There aren’t many community treatment options available when it comes to the relatively poor and mentally ill in Oregon. Often, they end up seeing prison as one of the few options available to them, prison or the state mental hospital where more than 65% of patients are there after being found guilty except for insanity, according to this Oregonian article.
When mental hospitals were abandoned several decades ago in favor of more humane treatment for the mentally ill, no one could have foreseen the problems it would cause today. That’s not to say the old approach should have stuck around, merely that locking them up in prison isn’t any better.
Mental illness spans from major depressive disorder and schizophrenia to bipolar disorder and anxiety. And while many of these issues are best treated with therapy and medication, many people can’t afford such options. For them, life is a daily battle with their mind.
Sometimes the mentally ill lack the self control that you and I have to keep them from committing crimes. Other times they may make a conscious decision to get help through the courts. Regardless of the motivation, it’s a shame when someone has to go to prison to receive assistance for illness they can’t get on the “outside”.
While mounting an insanity defense in criminal court can be an uphill battle, there are other options.

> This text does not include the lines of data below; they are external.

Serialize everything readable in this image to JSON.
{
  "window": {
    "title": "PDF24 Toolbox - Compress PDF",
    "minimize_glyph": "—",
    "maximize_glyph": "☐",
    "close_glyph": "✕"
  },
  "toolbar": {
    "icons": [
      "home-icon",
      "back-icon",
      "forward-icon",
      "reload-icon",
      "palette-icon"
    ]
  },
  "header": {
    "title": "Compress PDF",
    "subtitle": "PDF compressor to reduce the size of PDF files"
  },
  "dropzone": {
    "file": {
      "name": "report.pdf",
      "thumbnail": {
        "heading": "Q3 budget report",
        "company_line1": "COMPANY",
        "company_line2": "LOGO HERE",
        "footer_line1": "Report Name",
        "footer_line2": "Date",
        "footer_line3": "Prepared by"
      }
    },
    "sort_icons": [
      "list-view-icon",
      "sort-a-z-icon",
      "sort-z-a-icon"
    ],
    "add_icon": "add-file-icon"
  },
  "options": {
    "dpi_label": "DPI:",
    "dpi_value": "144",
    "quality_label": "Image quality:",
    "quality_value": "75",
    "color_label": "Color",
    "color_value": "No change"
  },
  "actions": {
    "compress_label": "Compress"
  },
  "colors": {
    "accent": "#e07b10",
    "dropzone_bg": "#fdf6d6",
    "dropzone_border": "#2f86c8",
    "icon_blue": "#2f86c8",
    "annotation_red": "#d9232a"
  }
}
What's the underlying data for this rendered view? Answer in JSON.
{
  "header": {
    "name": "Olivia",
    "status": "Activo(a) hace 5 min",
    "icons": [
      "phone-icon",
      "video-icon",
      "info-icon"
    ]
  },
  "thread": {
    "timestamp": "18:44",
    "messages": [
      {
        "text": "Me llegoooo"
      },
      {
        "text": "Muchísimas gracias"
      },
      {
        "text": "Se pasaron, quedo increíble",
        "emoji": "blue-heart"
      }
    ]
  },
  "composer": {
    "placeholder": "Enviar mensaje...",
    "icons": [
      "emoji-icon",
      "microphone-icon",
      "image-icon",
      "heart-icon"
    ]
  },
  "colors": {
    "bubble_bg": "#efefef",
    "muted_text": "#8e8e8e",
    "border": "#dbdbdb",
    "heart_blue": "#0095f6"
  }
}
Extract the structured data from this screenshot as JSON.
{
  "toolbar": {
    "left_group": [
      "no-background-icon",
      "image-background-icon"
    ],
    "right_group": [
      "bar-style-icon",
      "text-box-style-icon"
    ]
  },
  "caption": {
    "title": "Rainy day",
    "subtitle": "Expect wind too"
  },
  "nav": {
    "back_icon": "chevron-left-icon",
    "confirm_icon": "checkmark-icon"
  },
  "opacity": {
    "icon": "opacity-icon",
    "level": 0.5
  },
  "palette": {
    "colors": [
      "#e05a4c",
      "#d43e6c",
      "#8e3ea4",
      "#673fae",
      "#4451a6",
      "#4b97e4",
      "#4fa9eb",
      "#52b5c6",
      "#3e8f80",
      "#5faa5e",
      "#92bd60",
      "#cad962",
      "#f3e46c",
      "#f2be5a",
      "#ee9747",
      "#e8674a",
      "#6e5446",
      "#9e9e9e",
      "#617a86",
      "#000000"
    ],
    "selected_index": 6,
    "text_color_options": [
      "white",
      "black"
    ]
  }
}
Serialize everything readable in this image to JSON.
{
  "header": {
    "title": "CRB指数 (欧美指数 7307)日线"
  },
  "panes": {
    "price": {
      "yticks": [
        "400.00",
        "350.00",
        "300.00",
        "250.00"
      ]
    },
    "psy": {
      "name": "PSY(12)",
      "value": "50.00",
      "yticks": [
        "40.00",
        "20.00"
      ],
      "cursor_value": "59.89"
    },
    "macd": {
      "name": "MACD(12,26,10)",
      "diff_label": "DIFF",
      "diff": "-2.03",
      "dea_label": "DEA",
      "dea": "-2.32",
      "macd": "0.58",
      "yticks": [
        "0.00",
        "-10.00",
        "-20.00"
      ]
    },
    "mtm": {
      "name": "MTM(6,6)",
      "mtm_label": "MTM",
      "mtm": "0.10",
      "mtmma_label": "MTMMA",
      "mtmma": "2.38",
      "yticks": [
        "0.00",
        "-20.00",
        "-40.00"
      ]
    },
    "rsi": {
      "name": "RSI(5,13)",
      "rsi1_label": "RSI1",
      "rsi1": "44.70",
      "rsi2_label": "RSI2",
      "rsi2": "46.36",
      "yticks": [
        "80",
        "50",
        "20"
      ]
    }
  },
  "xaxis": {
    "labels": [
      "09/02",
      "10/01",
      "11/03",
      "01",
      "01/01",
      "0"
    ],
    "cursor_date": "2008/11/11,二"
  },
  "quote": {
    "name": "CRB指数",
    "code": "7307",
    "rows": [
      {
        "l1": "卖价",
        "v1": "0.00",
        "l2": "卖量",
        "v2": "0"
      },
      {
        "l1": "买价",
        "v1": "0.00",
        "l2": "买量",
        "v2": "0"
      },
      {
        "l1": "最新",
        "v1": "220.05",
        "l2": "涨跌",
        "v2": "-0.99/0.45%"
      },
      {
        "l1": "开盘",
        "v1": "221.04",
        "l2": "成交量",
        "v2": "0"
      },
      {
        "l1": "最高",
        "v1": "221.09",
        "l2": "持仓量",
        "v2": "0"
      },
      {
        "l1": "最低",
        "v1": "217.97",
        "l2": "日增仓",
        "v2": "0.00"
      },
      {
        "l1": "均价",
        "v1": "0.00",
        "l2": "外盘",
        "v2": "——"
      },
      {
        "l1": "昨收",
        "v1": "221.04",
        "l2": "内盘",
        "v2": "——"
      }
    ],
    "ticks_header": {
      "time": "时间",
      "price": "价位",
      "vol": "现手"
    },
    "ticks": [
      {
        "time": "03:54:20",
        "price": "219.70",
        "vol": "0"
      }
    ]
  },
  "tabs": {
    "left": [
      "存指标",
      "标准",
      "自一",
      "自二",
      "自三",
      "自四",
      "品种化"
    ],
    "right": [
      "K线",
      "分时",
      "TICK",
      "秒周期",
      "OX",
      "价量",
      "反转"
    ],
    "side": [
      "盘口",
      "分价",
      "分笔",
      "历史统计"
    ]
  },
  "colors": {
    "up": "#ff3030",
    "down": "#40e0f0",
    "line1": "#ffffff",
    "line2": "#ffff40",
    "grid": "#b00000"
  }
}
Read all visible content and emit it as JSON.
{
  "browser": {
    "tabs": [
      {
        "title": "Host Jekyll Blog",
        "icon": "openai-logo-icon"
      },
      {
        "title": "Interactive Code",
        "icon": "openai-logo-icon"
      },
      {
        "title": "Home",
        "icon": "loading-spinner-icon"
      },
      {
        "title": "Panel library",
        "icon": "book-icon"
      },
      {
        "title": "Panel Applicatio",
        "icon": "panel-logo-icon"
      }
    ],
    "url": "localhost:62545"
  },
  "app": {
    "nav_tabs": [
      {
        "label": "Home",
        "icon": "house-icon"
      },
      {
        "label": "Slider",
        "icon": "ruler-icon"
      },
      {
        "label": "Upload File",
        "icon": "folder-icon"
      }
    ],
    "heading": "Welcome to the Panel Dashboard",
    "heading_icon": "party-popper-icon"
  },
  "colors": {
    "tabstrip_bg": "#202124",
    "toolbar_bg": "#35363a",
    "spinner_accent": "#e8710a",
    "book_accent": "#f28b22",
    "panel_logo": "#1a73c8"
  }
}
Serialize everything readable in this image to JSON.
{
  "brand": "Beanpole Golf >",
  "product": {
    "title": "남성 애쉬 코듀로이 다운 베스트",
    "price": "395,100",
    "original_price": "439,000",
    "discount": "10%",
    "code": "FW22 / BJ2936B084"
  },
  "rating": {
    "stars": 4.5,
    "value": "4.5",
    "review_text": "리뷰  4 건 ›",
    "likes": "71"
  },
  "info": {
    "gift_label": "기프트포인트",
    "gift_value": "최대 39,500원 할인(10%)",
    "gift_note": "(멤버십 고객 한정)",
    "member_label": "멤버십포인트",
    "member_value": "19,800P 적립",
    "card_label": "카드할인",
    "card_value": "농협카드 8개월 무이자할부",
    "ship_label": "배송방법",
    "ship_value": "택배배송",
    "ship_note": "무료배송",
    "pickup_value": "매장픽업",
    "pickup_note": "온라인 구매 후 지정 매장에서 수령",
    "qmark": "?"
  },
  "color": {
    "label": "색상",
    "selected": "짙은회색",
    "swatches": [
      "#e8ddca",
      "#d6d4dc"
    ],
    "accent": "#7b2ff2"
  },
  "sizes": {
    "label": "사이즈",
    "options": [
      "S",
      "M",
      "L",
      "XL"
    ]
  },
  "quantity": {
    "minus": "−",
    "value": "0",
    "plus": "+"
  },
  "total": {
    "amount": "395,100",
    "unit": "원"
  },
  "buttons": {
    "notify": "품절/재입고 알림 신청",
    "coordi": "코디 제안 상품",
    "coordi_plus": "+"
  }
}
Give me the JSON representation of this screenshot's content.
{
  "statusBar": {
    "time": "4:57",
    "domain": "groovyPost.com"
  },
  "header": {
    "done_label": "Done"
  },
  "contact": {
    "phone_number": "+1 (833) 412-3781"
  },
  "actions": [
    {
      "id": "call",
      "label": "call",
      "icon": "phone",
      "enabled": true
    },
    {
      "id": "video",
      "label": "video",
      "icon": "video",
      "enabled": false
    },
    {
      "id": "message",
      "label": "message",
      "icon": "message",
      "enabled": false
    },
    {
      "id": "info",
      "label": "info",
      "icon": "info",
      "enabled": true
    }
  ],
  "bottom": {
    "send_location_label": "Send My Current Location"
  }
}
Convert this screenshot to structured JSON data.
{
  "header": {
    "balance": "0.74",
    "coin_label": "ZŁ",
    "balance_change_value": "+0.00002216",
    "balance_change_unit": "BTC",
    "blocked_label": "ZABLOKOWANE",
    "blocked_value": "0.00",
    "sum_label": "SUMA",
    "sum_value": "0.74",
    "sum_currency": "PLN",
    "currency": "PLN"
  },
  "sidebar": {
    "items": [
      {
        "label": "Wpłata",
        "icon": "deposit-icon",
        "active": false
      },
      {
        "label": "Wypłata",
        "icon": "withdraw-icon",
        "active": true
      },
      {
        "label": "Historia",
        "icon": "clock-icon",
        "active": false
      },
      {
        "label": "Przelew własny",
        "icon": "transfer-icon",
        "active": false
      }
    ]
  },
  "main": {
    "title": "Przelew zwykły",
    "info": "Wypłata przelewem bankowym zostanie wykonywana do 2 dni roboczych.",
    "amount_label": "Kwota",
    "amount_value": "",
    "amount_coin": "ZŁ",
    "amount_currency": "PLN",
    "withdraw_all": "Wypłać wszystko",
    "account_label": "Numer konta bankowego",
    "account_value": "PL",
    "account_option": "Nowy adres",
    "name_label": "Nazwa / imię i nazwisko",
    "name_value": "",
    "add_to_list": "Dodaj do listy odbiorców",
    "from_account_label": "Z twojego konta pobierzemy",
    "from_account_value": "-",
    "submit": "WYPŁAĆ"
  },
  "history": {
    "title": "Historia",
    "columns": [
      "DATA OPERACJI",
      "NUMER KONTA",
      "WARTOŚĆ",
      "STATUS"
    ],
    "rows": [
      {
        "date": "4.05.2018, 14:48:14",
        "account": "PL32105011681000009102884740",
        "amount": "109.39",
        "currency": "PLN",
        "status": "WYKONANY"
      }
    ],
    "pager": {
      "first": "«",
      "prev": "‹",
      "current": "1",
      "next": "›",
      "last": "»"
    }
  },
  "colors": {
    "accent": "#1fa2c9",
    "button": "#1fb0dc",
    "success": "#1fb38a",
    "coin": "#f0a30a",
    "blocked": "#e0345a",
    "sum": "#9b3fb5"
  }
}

For one man, pleading guilty except for insanity seemed the best route. Now, locked behind doors for the majority of his days he says “It’s not worth it; not worth it at all.”
When you are facing charges of a crime and you have mental health issues, it can be difficult to get sympathy from the courts. It often seems as if people are judging you, like you may be trying to “work the system” by claiming mental illness. The truth is that mental illness can play a role in the motivations behind criminal behavior and mental health treatment (or lack thereof) can have a major impact on your life in general.
Though hospitalization or mental health programming in prison might not be a first choice, there are mental health programs available to people who have been put on probation as well. If you are facing criminal charges and in need of help for your mental health problems, your defense attorney can help you weigh all of your options and discuss the possibility of getting you some treatment.
Whether you struggle with mild depression or severe schizophrenia, you need an advocate in court when you are up against criminal charges in Oregon. Contact our offices today for a consultation on your case.